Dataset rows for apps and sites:

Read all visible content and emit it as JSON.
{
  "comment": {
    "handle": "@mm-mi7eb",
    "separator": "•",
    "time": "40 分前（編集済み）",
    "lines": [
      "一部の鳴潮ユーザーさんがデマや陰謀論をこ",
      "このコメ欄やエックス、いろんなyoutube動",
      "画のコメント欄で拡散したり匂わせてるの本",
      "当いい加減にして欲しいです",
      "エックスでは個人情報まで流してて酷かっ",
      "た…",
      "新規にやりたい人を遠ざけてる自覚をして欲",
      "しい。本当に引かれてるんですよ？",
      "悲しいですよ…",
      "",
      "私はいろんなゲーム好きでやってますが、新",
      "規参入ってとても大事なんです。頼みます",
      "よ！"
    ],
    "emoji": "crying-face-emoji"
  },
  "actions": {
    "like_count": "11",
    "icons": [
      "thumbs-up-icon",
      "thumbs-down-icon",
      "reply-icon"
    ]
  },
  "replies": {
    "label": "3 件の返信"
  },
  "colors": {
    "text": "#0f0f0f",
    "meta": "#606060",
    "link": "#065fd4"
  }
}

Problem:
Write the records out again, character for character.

Solution for this problem:
Read all visible content and emit it as JSON.
{
  "comment": {
    "handle": "@mm-mi7eb",
    "separator": "•",
    "time": "40 分前（編集済み）",
    "lines": [
      "一部の鳴潮ユーザーさんがデマや陰謀論をこ",
      "このコメ欄やエックス、いろんなyoutube動",
      "画のコメント欄で拡散したり匂わせてるの本",
      "当いい加減にして欲しいです",
      "エックスでは個人情報まで流してて酷かっ",
      "た…",
      "新規にやりたい人を遠ざけてる自覚をして欲",
      "しい。本当に引かれてるんですよ？",
      "悲しいですよ…",
      "",
      "私はいろんなゲーム好きでやってますが、新",
      "規参入ってとても大事なんです。頼みます",
      "よ！"
    ],
    "emoji": "crying-face-emoji"
  },
  "actions": {
    "like_count": "11",
    "icons": [
      "thumbs-up-icon",
      "thumbs-down-icon",
      "reply-icon"
    ]
  },
  "replies": {
    "label": "3 件の返信"
  },
  "colors": {
    "text": "#0f0f0f",
    "meta": "#606060",
    "link": "#065fd4"
  }
}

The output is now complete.